Several Francophone filmmakers have set out to answer their own critical voices, but in doing so have “reinvented narrative pleasure in such a way as to include what the mainstream would exclude.” Artists and scholars such as Laura Mulvey, Trinh T. Minh-ha, Marguerite Duras and Chantal Akerman have taken different approaches, but all have given voice to the gendered, racial and ethnic “other.”
Hottell says that Agnes Varda “provides concrete examples and models that are strong practical applications of the concept of inclusive spectatorship.” In Le Bonheur, Varda “visually and narratively reformulates romantic paradigms to insert the gendered presence.” In fact, Hottell adds, “Le Bonheur is a subtle satire that exposes the hypocrisy of the system.” Ironically, Hottell comments that many critics did not understand the subtlety of the film and even denounced what they considered its acceptance of the patriarchal model. Despite these criticisms, Hottell says they did generally realize that the film was not a simple fiction film but intended instead to elicit audience reaction and draw them into the cinematic world.

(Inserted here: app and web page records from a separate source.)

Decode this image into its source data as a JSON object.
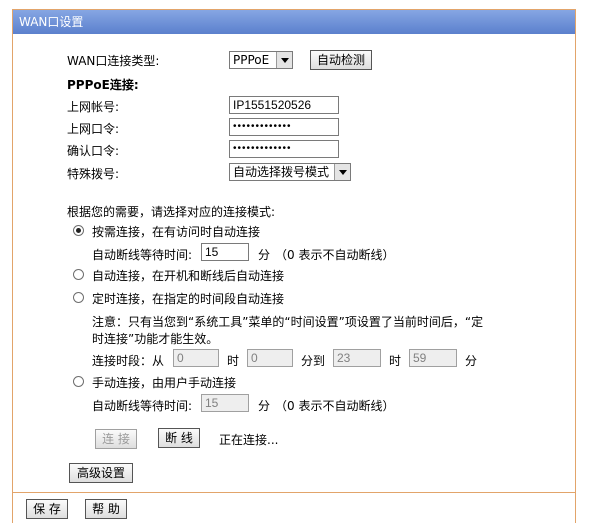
{
  "window": {
    "title": "WAN口设置"
  },
  "form": {
    "wan_type_label": "WAN口连接类型:",
    "wan_type_value": "PPPoE",
    "auto_detect_button": "自动检测",
    "pppoe_section_label": "PPPoE连接:",
    "account_label": "上网帐号:",
    "account_value": "IP1551520526",
    "password_label": "上网口令:",
    "password_value": "•••••••••••••",
    "confirm_label": "确认口令:",
    "confirm_value": "•••••••••••••",
    "dial_label": "特殊拨号:",
    "dial_value": "自动选择拨号模式"
  },
  "modes": {
    "prompt": "根据您的需要，请选择对应的连接模式:",
    "on_demand": {
      "label": "按需连接，在有访问时自动连接",
      "checked": true,
      "idle_label": "自动断线等待时间:",
      "idle_value": "15",
      "idle_unit": "分",
      "idle_hint": "（0 表示不自动断线）"
    },
    "auto": {
      "label": "自动连接，在开机和断线后自动连接",
      "checked": false
    },
    "timed": {
      "label": "定时连接，在指定的时间段自动连接",
      "checked": false,
      "note_line1": "注意：只有当您到“系统工具”菜单的“时间设置”项设置了当前时间后，“定",
      "note_line2": "时连接”功能才能生效。",
      "period_label": "连接时段：从",
      "from_hour": "0",
      "hour_label": "时",
      "from_min": "0",
      "to_label": "分到",
      "to_hour": "23",
      "hour_label2": "时",
      "to_min": "59",
      "min_label": "分"
    },
    "manual": {
      "label": "手动连接，由用户手动连接",
      "checked": false,
      "idle_label": "自动断线等待时间:",
      "idle_value": "15",
      "idle_unit": "分",
      "idle_hint": "（0 表示不自动断线）"
    }
  },
  "actions": {
    "connect_button": "连 接",
    "disconnect_button": "断 线",
    "status_text": "正在连接...",
    "advanced_button": "高级设置"
  },
  "footer": {
    "save_button": "保 存",
    "help_button": "帮 助"
  },
  "colors": {
    "titlebar": "#6a8fd6",
    "border": "#e2a46a"
  }
}
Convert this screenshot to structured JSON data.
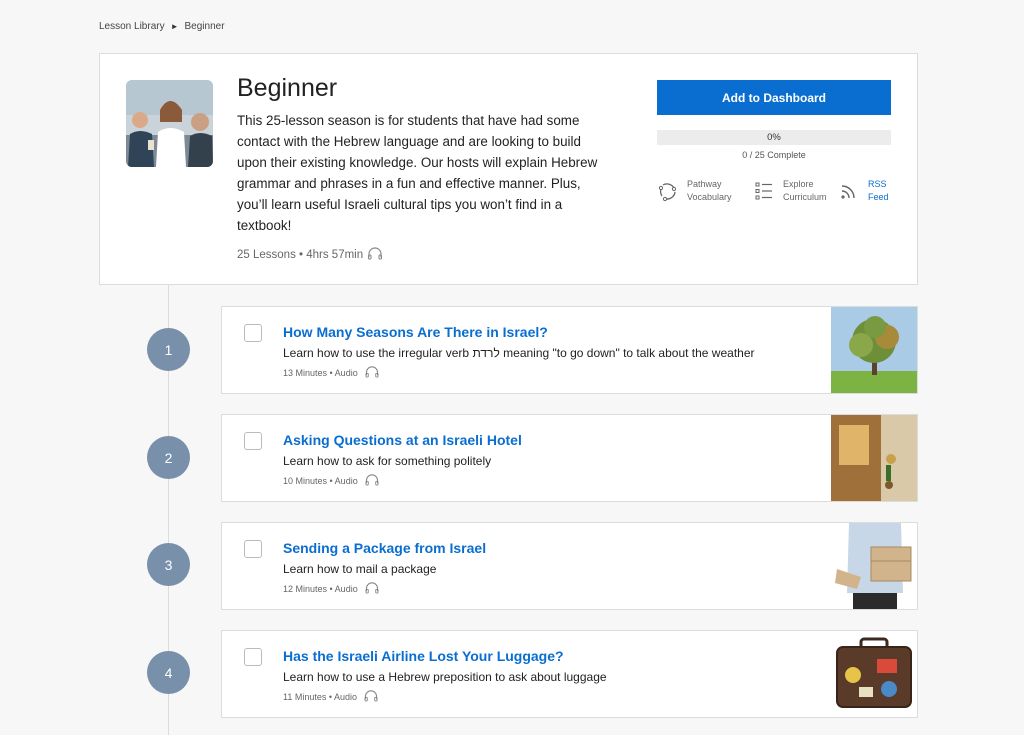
{
  "breadcrumb": {
    "root": "Lesson Library",
    "separator": "►",
    "current": "Beginner"
  },
  "season": {
    "title": "Beginner",
    "description": "This 25-lesson season is for students that have had some contact with the Hebrew language and are looking to build upon their existing knowledge. Our hosts will explain Hebrew grammar and phrases in a fun and effective manner. Plus, you’ll learn useful Israeli cultural tips you won’t find in a textbook!",
    "meta": "25 Lessons • 4hrs 57min",
    "add_button": "Add to Dashboard",
    "progress_percent_label": "0%",
    "progress_fraction": 0,
    "progress_text": "0 / 25 Complete",
    "actions": {
      "pathway_line1": "Pathway",
      "pathway_line2": "Vocabulary",
      "explore_line1": "Explore",
      "explore_line2": "Curriculum",
      "rss_line1": "RSS",
      "rss_line2": "Feed"
    }
  },
  "lessons": [
    {
      "number": "1",
      "title": "How Many Seasons Are There in Israel?",
      "description": "Learn how to use the irregular verb לרדת meaning \"to go down\" to talk about the weather",
      "meta": "13 Minutes • Audio",
      "thumb": "tree-image"
    },
    {
      "number": "2",
      "title": "Asking Questions at an Israeli Hotel",
      "description": "Learn how to ask for something politely",
      "meta": "10 Minutes • Audio",
      "thumb": "hotel-key-image"
    },
    {
      "number": "3",
      "title": "Sending a Package from Israel",
      "description": "Learn how to mail a package",
      "meta": "12 Minutes • Audio",
      "thumb": "package-image"
    },
    {
      "number": "4",
      "title": "Has the Israeli Airline Lost Your Luggage?",
      "description": "Learn how to use a Hebrew preposition to ask about luggage",
      "meta": "11 Minutes • Audio",
      "thumb": "suitcase-image"
    }
  ],
  "colors": {
    "accent": "#0a6ed1",
    "lesson_number_bg": "#7890aa",
    "background": "#f7f7f7"
  }
}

As her art developed, Varda produced L’Une chante, l’autre pas a few years later. Hottell describes that film as “a fictional world in which women—and their friends, communities, problems and joys—become the central focus of the narrative.” Women’s stories permeate the entire film; Varda herself even enters it as the voice-over in the prologue. The film highlights two women, who remain very close despite their differences. Hottell says that the differences—indicated in the title of the film: one sings while the other does not—are a contradiction that is not one. “Varda’s cinécriture embraces difference and evinces an understanding of contradictions between self and other,” she says.
One critic has noted that Varda was more interested in questions than answers. Hottell remarks, “Applying Varda’s questions to films that pinpoint issues of race, ethnicity and class could be a way to meet the need for discussion of various kinds of marginalization. Thus can film unite issues of race, class and gender in cooperative, engaged practices.”
Ruth Hottell, professor of French and chair of the Department of Foreign Languages, holds a Ph.D. in Expanded French Studies from the University of Illinois, Urbana-Champaign. The author of numerous articles on a variety of topics within French studies, she has taught and conducted research at the University of Toledo since 1988. Hottell has earned an international reputation, particularly within French film studies and Francophone women filmmakers; her scholarly standing has been enhanced further in the last few years by the publication of three highly-acclaimed books.